Items from an interface collection:
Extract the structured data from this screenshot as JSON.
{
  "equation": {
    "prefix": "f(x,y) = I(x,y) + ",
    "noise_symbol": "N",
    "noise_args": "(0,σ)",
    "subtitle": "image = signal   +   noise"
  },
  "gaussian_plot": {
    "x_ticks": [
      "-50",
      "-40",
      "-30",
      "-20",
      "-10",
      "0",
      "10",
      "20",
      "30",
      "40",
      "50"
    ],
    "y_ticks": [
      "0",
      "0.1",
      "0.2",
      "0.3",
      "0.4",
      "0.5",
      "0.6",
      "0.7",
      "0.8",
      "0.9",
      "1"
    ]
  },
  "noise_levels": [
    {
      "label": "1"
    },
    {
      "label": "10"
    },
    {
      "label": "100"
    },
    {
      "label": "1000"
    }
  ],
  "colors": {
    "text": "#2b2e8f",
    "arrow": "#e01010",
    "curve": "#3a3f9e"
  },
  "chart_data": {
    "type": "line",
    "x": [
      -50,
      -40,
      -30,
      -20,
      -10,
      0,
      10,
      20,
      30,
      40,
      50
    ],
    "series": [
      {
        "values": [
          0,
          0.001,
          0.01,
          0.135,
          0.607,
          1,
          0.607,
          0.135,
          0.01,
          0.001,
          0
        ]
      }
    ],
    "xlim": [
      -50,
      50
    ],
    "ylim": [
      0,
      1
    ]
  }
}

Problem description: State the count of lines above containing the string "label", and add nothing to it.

Completed task: 4